Ladies Craft Night at our church got pretty in-depth compared to our usual scope of practice, so if you’re looking for free purse patterns you’re in luck!
Thanks to a very talented member and her crazy-cool embroidery machine, we made our own monogram tote bags from her original tote bag pattern. I’m actually not sure which category this free sewing pattern falls into: tote bag, handbag, or purse so I’ll probably refer to it as all three at some point. Here’s how we made them and you can to!
Tote Bag Pattern
You will need:
3/4 yard duck fabric
3/4 yard duck fabric in a coordinating color
3/4 yard heavy interfacing
Rotary cutter and mat
3″ wide ruler
Ironing board and iron
Embroidery machine (optional) ** if you have a Brother PE-700 go ahead and monogram your initial on the outer fabric. I don’t and have no idea how it’s done, but am grateful to Rachel for doing it for me.
Step 1 – Fold the heavy interfacing in half and cut a pattern like the one pictured below. The dimensions are 14″ high and 19″ wide.
There are two rectangular notches cut in the top corners that measure 2 1/2″ by 2″ (picture below)
This is what it should look like unfolded
Step 2 – Using the interfacing as a pattern, cut each 1/2 yard piece of duck into the same shape. Use a mat, rotary cutter and ruler to do this making sure to salvage as much fabric as possible since you’ll need the leftovers for straps
And it’s easier to cut the two notches with scissors
Now you should have a piece of interfacing and two pieces of fabric, all cut into the same shape.
Step 3 – Choose which fabric you want to use as your bag liner. Fold so that the right sides are together and topstitch both sides. Press seams open.
Step 4 – This is so hard to describe! Align the seams that you just stitched, right sides together at the rectangular openings. This forms a little “mouth” and will be the corners of your bag lining. See photo below
Stitch this closed and repeat on the other side of the bag liner. Press the seams open. See? Corners.
Step 5 – Stitch the fabric you’ve chosen for the outside of the bag to the interfacing by topstitching all along the edges except for the rim of the bag. You wan’t the interfacing and the outside fabric to function as one piece. You can use a wide zig-zag stitch around the rim of the outer bag/interface piece to make it easier to topstitch later. Optional but does make it more manageable when you get to that stage.
Step 6 – Repeat steps 3 and 4 with this piece.
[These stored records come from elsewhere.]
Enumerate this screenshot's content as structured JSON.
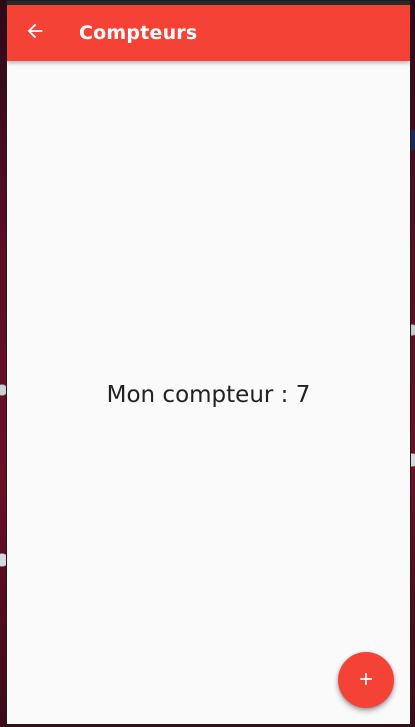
{
  "appbar": {
    "title": "Compteurs",
    "back_icon": "arrow-back-icon",
    "color": "#f44336"
  },
  "main": {
    "counter_label": "Mon compteur",
    "counter_separator": " : ",
    "counter_value": 7,
    "counter_text": "Mon compteur : 7"
  },
  "fab": {
    "icon": "plus-icon",
    "color": "#f44336"
  }
}
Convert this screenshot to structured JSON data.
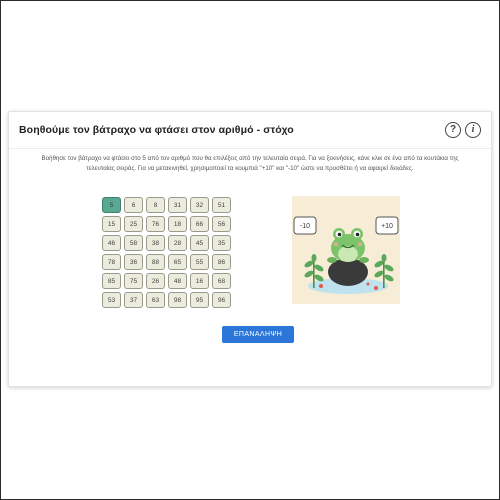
{
  "header": {
    "title": "Βοηθούμε τον βάτραχο να φτάσει στον αριθμό - στόχο",
    "help_icon": "question-circle-icon",
    "info_icon": "info-circle-icon"
  },
  "instructions": "Βοήθησε τον βάτραχο να φτάσει στο 5 από τον αριθμό που θα επιλέξεις από την τελευταία σειρά. Για να ξεκινήσεις, κάνε κλικ σε ένα από τα κουτάκια της τελευταίας σειράς. Για να μετακινηθεί, χρησιμοποιεί τα κουμπιά \"+10\" και \"-10\" ώστε να προσθέτει ή να αφαιρεί δεκάδες.",
  "grid": {
    "rows": [
      [
        "5",
        "6",
        "8",
        "31",
        "32",
        "51"
      ],
      [
        "15",
        "25",
        "76",
        "18",
        "66",
        "56"
      ],
      [
        "46",
        "58",
        "38",
        "28",
        "45",
        "35"
      ],
      [
        "78",
        "36",
        "88",
        "65",
        "55",
        "86"
      ],
      [
        "85",
        "75",
        "26",
        "48",
        "16",
        "68"
      ],
      [
        "53",
        "37",
        "63",
        "98",
        "95",
        "96"
      ]
    ],
    "active_value": "5"
  },
  "scene": {
    "minus_label": "-10",
    "plus_label": "+10",
    "colors": {
      "background": "#f7ecd5",
      "frog": "#7cc36a",
      "rock": "#3a3a3a",
      "water": "#bfe3ee"
    }
  },
  "restart_button": {
    "label": "ΕΠΑΝΑΛΗΨΗ"
  },
  "colors": {
    "accent": "#2c76d9",
    "active_cell": "#5aa892",
    "cell": "#ececde"
  }
}
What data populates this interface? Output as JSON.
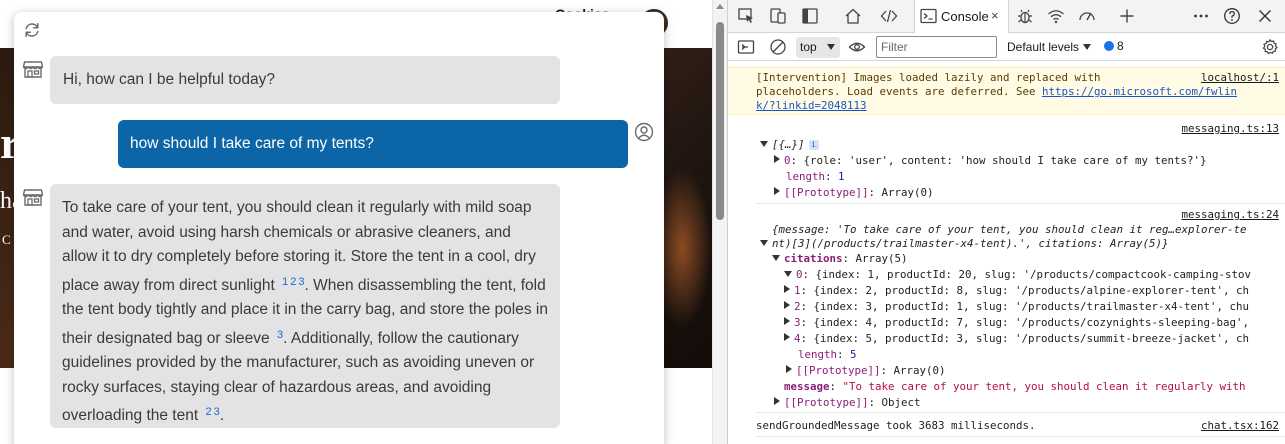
{
  "page": {
    "header_text": "Cookies",
    "hero_fragments": [
      "r",
      "ha",
      "C"
    ]
  },
  "chat": {
    "messages": [
      {
        "role": "assistant",
        "text": "Hi, how can I be helpful today?"
      },
      {
        "role": "user",
        "text": "how should I take care of my tents?"
      }
    ],
    "answer": {
      "segments": [
        {
          "text": "To take care of your tent, you should clean it regularly with mild soap and water, avoid using harsh chemicals or abrasive cleaners, and allow it to dry completely before storing it. Store the tent in a cool, dry place away from direct sunlight ",
          "cites": [
            "1",
            "2",
            "3"
          ]
        },
        {
          "text": ". When disassembling the tent, fold the tent body tightly and place it in the carry bag, and store the poles in their designated bag or sleeve ",
          "cites": [
            "3"
          ]
        },
        {
          "text": ". Additionally, follow the cautionary guidelines provided by the manufacturer, such as avoiding uneven or rocky surfaces, staying clear of hazardous areas, and avoiding overloading the tent ",
          "cites": [
            "2",
            "3"
          ]
        },
        {
          "text": ".",
          "cites": []
        }
      ]
    },
    "icons": {
      "refresh": "refresh-icon",
      "bot": "store-icon",
      "user": "user-circle-icon"
    }
  },
  "devtools": {
    "tabs": {
      "console_label": "Console",
      "close": "×"
    },
    "toolbar": {
      "context": "top",
      "filter_placeholder": "Filter",
      "levels_label": "Default levels",
      "issues_count": "8"
    },
    "console": {
      "intervention": {
        "line1": "[Intervention] Images loaded lazily and replaced with",
        "line2_prefix": "placeholders. Load events are deferred. See ",
        "link_part1": "https://go.microsoft.com/fwlin",
        "link_part2": "k/?linkid=2048113",
        "source": "localhost/:1"
      },
      "log1": {
        "source": "messaging.ts:13",
        "summary": "[{…}]",
        "item0_key": "0",
        "item0": "{role: 'user', content: 'how should I take care of my tents?'}",
        "length_key": "length",
        "length_val": "1",
        "proto_key": "[[Prototype]]",
        "proto_val": "Array(0)"
      },
      "log2": {
        "source": "messaging.ts:24",
        "summary_line1": "{message: 'To take care of your tent, you should clean it reg…explorer-te",
        "summary_line2": "nt)[3](/products/trailmaster-x4-tent).', citations: Array(5)}",
        "citations_key": "citations",
        "citations_val": "Array(5)",
        "items": [
          {
            "key": "0",
            "text": "{index: 1, productId: 20, slug: '/products/compactcook-camping-stov"
          },
          {
            "key": "1",
            "text": "{index: 2, productId: 8, slug: '/products/alpine-explorer-tent', ch"
          },
          {
            "key": "2",
            "text": "{index: 3, productId: 1, slug: '/products/trailmaster-x4-tent', chu"
          },
          {
            "key": "3",
            "text": "{index: 4, productId: 7, slug: '/products/cozynights-sleeping-bag',"
          },
          {
            "key": "4",
            "text": "{index: 5, productId: 3, slug: '/products/summit-breeze-jacket', ch"
          }
        ],
        "length_key": "length",
        "length_val": "5",
        "proto_key": "[[Prototype]]",
        "proto_val": "Array(0)",
        "message_key": "message",
        "message_val": "\"To take care of your tent, you should clean it regularly with",
        "obj_proto_key": "[[Prototype]]",
        "obj_proto_val": "Object"
      },
      "log3": {
        "text": "sendGroundedMessage took 3683 milliseconds.",
        "source": "chat.tsx:162"
      }
    }
  }
}
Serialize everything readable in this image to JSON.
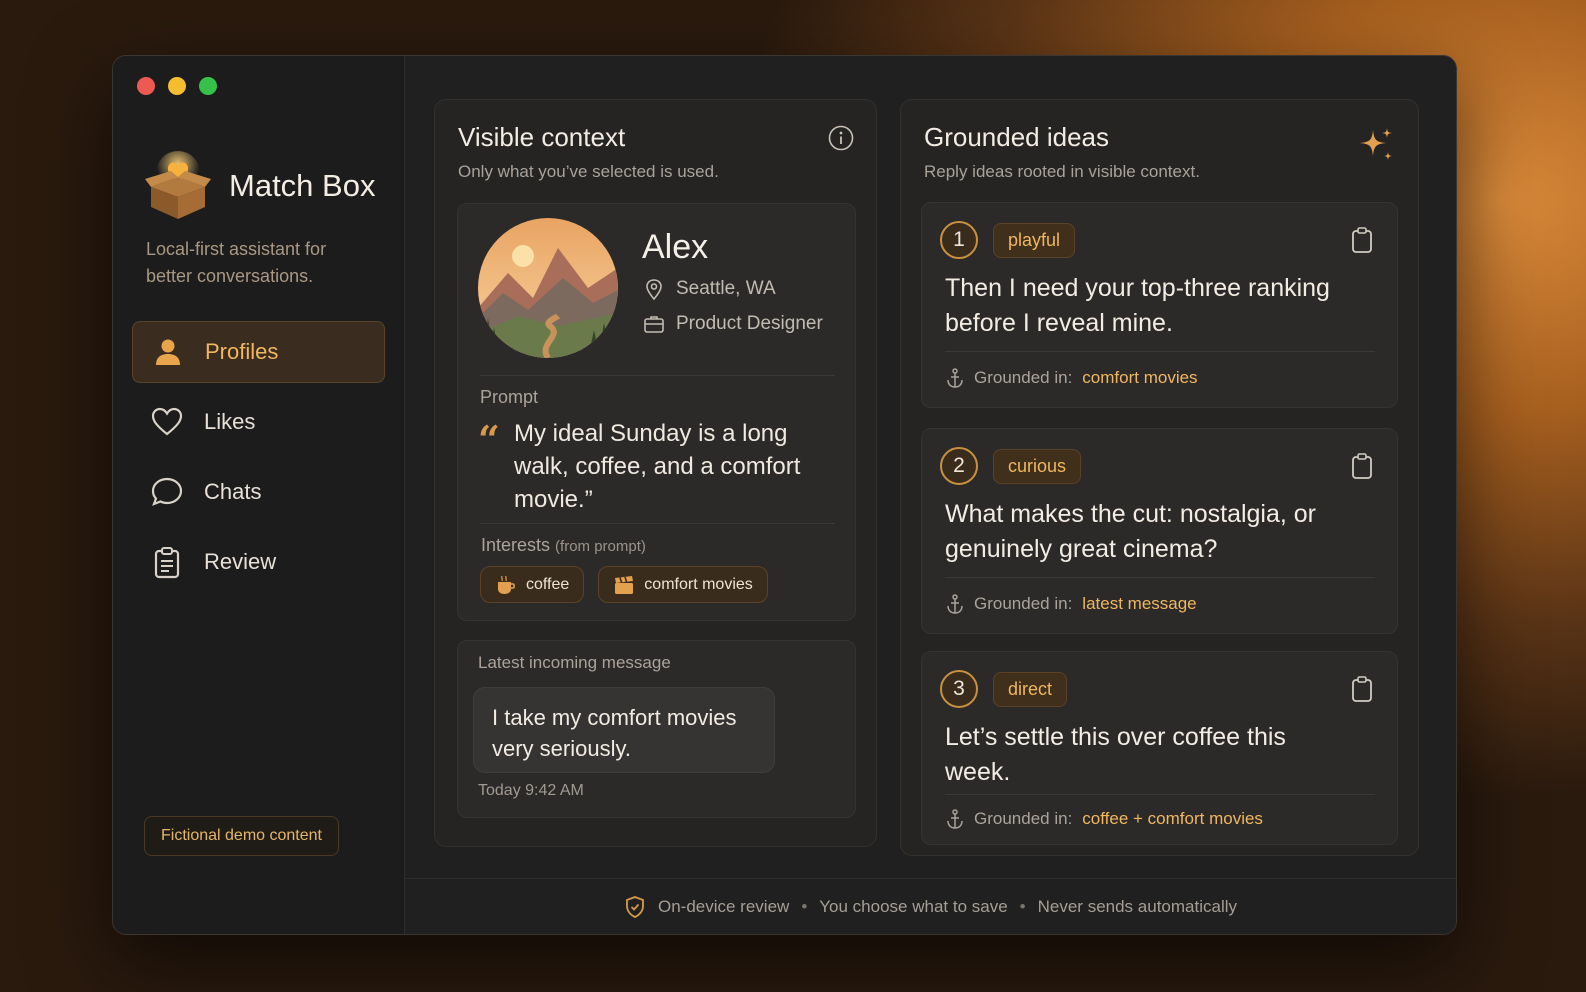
{
  "app": {
    "name": "Match Box",
    "tagline": "Local-first assistant for better conversations."
  },
  "sidebar": {
    "items": [
      {
        "label": "Profiles",
        "icon": "person-icon",
        "active": true
      },
      {
        "label": "Likes",
        "icon": "heart-icon",
        "active": false
      },
      {
        "label": "Chats",
        "icon": "chat-bubble-icon",
        "active": false
      },
      {
        "label": "Review",
        "icon": "clipboard-icon",
        "active": false
      }
    ],
    "demo_badge": "Fictional demo content"
  },
  "context": {
    "title": "Visible context",
    "subtitle": "Only what you’ve selected is used.",
    "profile": {
      "name": "Alex",
      "location": "Seattle, WA",
      "job": "Product Designer",
      "prompt_label": "Prompt",
      "quote_mark": "“",
      "prompt_text": "My ideal Sunday is a long walk, coffee, and a comfort movie.”",
      "interests_label": "Interests",
      "interests_note": "(from prompt)",
      "interests": [
        "coffee",
        "comfort movies"
      ]
    },
    "message": {
      "label": "Latest incoming message",
      "text": "I take my comfort movies very seriously.",
      "time": "Today 9:42 AM"
    }
  },
  "ideas": {
    "title": "Grounded ideas",
    "subtitle": "Reply ideas rooted in visible context.",
    "grounded_label": "Grounded in:",
    "items": [
      {
        "num": "1",
        "tag": "playful",
        "text": "Then I need your top-three ranking before I reveal mine.",
        "source": "comfort movies"
      },
      {
        "num": "2",
        "tag": "curious",
        "text": "What makes the cut: nostalgia, or genuinely great cinema?",
        "source": "latest message"
      },
      {
        "num": "3",
        "tag": "direct",
        "text": "Let’s settle this over coffee this week.",
        "source": "coffee + comfort movies"
      }
    ]
  },
  "footer": {
    "items": [
      "On-device review",
      "You choose what to save",
      "Never sends automatically"
    ],
    "separator": "•"
  },
  "colors": {
    "accent": "#f0b661",
    "background": "#202020",
    "panel": "#252423"
  }
}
Viola! It’s starting to look like a tote bag.
Step 7– Time for straps! Using a 3″ ruler and mat for straight edges, use the rotary cutter to cut a strip of fabric #1 into a 3″ wide strip (the exact size of the ruler) that is 58″-60″ long. Do the same with fabric #2. If your fabric isn’t long enough, cut another 3″ wide strip and sew them together to get the length you need.
Step 8 – Iron each strip in half horizontally so there’s a crease down the middle all the way down the strips
Unfold then iron each edge into the middle crease you just made so that both strips look like this
Step 9 – Place both strips wrong side together and topstitch down both sides. Cut this strip in half. Your straps are finished!
Step 10 – Measure 5″ from edge of the outer bag/interfacing and pin raw edge of one strap into place. Matching pattern to pattern (so I placed the blue chevron of the strap against the blue chevon of the bag) and lining up the strap edge with the bag edge. Repeat measuring 5″ from the other side
Repeat on opposite side of bag until straps are pinned in four places. Sew straps in place as close to the edge of the bag as possible.
Step 11 – Place outer shell inside sewed liner (opposite sides together). Match up seams and pin together. Pin where the straps are too to make it easier. Stitch around the edge leave 5″ -6″ open.
Step 12 – Turn the liner right side out using the 5″-6″ opening you left
And stuff the liner in the bag where it belongs
Step 13 – Iron the rim of the bag flat (you’ll have to manhandle the open portion before pinning to look like the rest of the rim) then topstitch the entire rim as close to the edge as possible. Make sure you are stitching on the correct side of the tote bag handles too. The chevron side in my case.
Run an iron over the finished product so it looks pretty and enjoy your new tote bag!
And here are a few more fabric combos for your purse patterns inspiration
If you enjoyed this free tote bag pattern, check out my Mug Rug tutorial. Mug rugs are a combination of a coaster and a place for snacks. Super cute gift idea!